The creatures are suddenly swarming inside Walker’s helmet, causing his head to explode. Anderson is finally able to lift off, only to find the Soviet ship is full of the creatures. He loses control and ends up crashing directly into Grey’s ship. After the two ships collide (off-camera, of course), a final caption suggests all the Moon rocks the Apollo missions brought back are actually living creatures, and that’s the end.
When done well, found footage films can be highly immersive and make you feel like you’re a part of the action. Unfortunately, Apollo 18’s home movies wear out their welcome after the first five minutes. There’s so much downtime between events that it takes an eternity to get to the action we’re supposed to be getting immersed in. The film is only ninety minutes long, and still feels hopelessly drawn out. (The closing credits themselves are even played at an extremely slow speed to pad out the runtime, meaning a movie with three actors and two sets has longer closing credits than Iron Man 3.)
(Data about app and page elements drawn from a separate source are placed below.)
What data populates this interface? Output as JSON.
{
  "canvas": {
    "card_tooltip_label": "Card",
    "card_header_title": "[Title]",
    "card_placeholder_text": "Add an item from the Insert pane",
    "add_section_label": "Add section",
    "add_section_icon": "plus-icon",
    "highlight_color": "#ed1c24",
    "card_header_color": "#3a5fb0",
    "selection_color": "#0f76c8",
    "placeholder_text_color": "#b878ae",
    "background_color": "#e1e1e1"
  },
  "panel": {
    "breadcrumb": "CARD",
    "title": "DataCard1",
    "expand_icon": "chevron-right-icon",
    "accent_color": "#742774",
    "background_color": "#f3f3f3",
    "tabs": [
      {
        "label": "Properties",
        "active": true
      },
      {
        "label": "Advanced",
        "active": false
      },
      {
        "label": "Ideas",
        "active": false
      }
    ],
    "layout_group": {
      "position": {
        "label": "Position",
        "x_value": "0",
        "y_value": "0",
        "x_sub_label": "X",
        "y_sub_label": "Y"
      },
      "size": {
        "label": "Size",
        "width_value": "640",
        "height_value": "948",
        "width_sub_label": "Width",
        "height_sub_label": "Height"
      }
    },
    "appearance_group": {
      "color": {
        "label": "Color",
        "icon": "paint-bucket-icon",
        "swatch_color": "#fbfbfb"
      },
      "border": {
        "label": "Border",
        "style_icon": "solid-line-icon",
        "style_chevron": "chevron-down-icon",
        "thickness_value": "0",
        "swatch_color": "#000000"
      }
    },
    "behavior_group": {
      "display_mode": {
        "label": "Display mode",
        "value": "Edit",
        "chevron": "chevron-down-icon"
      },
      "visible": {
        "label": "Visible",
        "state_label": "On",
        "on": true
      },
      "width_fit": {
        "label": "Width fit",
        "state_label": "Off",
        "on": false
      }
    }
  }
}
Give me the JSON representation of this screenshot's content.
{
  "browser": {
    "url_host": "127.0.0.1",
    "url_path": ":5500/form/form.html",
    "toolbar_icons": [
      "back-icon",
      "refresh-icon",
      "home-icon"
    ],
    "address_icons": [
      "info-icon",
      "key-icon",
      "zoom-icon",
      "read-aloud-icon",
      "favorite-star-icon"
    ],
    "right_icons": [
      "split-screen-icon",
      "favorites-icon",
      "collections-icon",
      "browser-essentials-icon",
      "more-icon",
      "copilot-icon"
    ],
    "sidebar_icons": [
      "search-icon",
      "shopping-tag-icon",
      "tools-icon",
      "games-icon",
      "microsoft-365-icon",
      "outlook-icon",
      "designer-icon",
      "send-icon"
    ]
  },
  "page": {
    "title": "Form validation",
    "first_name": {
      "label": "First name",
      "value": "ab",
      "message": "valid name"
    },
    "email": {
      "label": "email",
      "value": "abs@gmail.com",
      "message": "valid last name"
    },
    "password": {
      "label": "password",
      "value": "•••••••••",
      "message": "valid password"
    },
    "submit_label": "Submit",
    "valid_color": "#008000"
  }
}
And when we finally do get to the action, it’s filmed in an annoying way where all you see is a shaky close-up of one of the astronauts screaming, and it’s left to our imaginations to piece together what just happened. The movie seems to be taking the less-is-more approach, and attempting to make things scarier by not showing us everything, but it unfortunately indulges in this concept to a ridiculous degree.
Whenever the astronauts come upon something scary inside a crater, all they have on hand to illuminate it is a strobe light that blinks on and off. Why wouldn’t astronauts have flashlights with a continuous beam? The answer is obvious; it’s so we can get a half-second flash of a special effect that wouldn’t look the least bit scary in normal light.
You would think that with the lack of action and an actual story, we would at least be given some strong characters to hold our interest. Instead, we’re presented with three astronauts who drop a few details about their family lives, but never actually show any personality. The only actual character detail in the whole movie is when we find out Anderson is a Yes fan who brought along his cassette of Close to the Edge to listen to a couple of times in the film.
Although the dialogue doesn’t seem too forced or awkward between the characters, their small talk is boring and gives no insight into these men. And their plight of being left to die on the Moon should have been emotionally affecting, but these three only garner total indifference.
The film is supposedly a horror/thriller, but even for a nervous wreck like me, the jump scares simply weren’t there. The movie fails to build up any sense of dread about what might happen next, and the ultimate reveal of the creatures, which are basically Moon rock hermit crabs, just isn’t frightening or creepy in the least.
And then there’s the abrupt ending, leaving us with no satisfactory explanation for anything that happened. Why did they have to send the astronauts to the Moon secretly? Why were the Russians there? How did they retrieve all the footage the astronauts shot when (spoilers!) they didn’t even make it back to Earth? It doesn’t make any sense.
Apollo 18 can probably only be appreciated by fans of mundane home movies. The story is a predictable, slowly-paced bore, and if you get motion sickness easily, you might want to skip it altogether, as it’s nearly as bad in this regard as The Blair Witch Project. This is unfortunately the worst kind of found footage film: the kind that uses the technique as a gimmick to cover up its total lack of a plot.
[—This review contains additional material by Dr. Winston O’Boogie.]